20-21 All that passing laws against sin did was produce more lawbreakers. But sin didn’t, and doesn’t, have a chance in competition with the aggressive forgiveness we call grace. When it’s sin versus grace, grace wins hands down. All sin can do is threaten us with death, and that’s the end of it. Grace, because God is putting everything together again through the Messiah, invites us into life—a life that goes on and on and on, world without end.
Psalm 103:13-22New International Version – UK (NIVUK)
13 As a father has compassion on his children, so the Lord has compassion on those who fear him; 14 for he knows how we are formed, he remembers that we are dust. 15 The life of mortals is like grass, they flourish like a flower of the field; 16 the wind blows over it and it is gone, and its place remembers it no more. 17 But from everlasting to everlasting the Lord’s love is with those who fear him, and his righteousness with their children’s children – 18 with those who keep his covenant and remember to obey his precepts.
19 The Lord has established his throne in heaven, and his kingdom rules over all.
20 Praise the Lord, you his angels, you mighty ones who do his bidding, who obey his word. 21 Praise the Lord, all his heavenly hosts, you his servants who do his will. 22 Praise the Lord, all his works everywhere in his dominion.
Praise the Lord, my soul.
Such love, pure as the whitest snow
Such love, weeps for the shame I know
Such love, paying the debt I owe
O Jesus, such love
Such love, stilling my restlessness
Such love, filling my emptiness
Such love, showing me holiness
O Jesus, such love
Such love, springs from eternity
Such love, streaming through history
Such love, fountain of life to me
O Jesus, such love

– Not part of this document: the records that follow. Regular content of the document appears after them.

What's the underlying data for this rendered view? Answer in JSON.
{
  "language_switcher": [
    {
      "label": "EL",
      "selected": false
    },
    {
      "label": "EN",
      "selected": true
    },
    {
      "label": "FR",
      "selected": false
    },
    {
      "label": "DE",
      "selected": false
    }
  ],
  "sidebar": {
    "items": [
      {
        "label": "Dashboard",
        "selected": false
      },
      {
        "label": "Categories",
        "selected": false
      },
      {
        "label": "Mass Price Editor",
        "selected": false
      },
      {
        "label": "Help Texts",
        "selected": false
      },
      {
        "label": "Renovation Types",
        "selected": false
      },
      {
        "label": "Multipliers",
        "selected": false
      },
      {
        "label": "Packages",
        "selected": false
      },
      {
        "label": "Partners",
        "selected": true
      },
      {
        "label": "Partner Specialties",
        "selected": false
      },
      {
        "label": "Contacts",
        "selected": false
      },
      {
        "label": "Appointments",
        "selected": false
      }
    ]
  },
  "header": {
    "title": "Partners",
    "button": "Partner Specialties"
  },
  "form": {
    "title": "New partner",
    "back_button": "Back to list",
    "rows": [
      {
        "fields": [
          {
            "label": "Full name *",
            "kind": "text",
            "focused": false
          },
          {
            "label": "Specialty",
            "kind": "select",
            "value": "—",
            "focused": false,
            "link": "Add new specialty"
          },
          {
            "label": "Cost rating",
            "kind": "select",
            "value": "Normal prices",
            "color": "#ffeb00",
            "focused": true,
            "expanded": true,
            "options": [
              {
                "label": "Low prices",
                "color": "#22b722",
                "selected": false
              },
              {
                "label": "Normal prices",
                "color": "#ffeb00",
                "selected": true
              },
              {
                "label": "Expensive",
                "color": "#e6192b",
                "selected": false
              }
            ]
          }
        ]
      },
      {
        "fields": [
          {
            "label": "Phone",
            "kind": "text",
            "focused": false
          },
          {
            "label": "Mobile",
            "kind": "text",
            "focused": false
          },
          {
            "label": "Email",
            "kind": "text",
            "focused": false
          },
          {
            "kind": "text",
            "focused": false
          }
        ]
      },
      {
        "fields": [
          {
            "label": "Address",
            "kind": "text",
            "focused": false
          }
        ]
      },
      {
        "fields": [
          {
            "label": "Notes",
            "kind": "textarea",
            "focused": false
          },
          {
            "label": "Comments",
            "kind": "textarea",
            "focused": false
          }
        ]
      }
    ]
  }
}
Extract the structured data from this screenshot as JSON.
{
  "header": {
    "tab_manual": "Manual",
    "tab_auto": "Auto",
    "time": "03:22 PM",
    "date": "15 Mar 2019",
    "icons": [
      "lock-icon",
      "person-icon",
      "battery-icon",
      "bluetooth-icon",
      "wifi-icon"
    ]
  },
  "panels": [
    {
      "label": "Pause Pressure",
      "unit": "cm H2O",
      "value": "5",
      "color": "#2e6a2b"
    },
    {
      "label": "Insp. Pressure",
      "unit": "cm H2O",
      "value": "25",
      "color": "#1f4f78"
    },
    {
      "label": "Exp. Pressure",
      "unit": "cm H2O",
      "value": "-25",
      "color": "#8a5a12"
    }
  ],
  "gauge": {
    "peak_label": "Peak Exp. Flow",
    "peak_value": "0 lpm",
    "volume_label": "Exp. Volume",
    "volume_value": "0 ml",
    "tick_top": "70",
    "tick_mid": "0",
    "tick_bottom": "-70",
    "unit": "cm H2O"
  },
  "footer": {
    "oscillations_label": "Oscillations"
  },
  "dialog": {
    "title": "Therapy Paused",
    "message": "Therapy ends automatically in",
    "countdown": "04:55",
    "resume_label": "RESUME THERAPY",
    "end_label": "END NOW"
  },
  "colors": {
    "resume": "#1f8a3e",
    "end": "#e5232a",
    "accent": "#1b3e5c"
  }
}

19 On the evening of that first day of the week, when the disciples were together, with the doors locked for fear of the Jewish leaders, Jesus came and stood among them and said, “Peace be with you!” 20 After he said this, he showed them his hands and side. The disciples were overjoyed when they saw the Lord.
21 Again Jesus said, “Peace be with you! As the Father has sent me, I am sending you.” 22 And with that he breathed on them and said, “Receive the Holy Spirit.23 If you forgive anyone’s sins, their sins are forgiven; if you do not forgive them, they are not forgiven.”
Breathe on me, Breath of God, Fill me with life anew, That I may love what Thou dost love, And do what Thou wouldst do.
Breathe on me, Breath of God, Until my heart is pure, Until with Thee I will one will, To do and to endure.
Breathe on me, Breath of God, Till I am wholly Thine, Until this earthly part of me Glows with Thy fire divine.
Breathe on me, Breath of God, So shall I never die, But live with Thee the perfect life Of Thine eternity.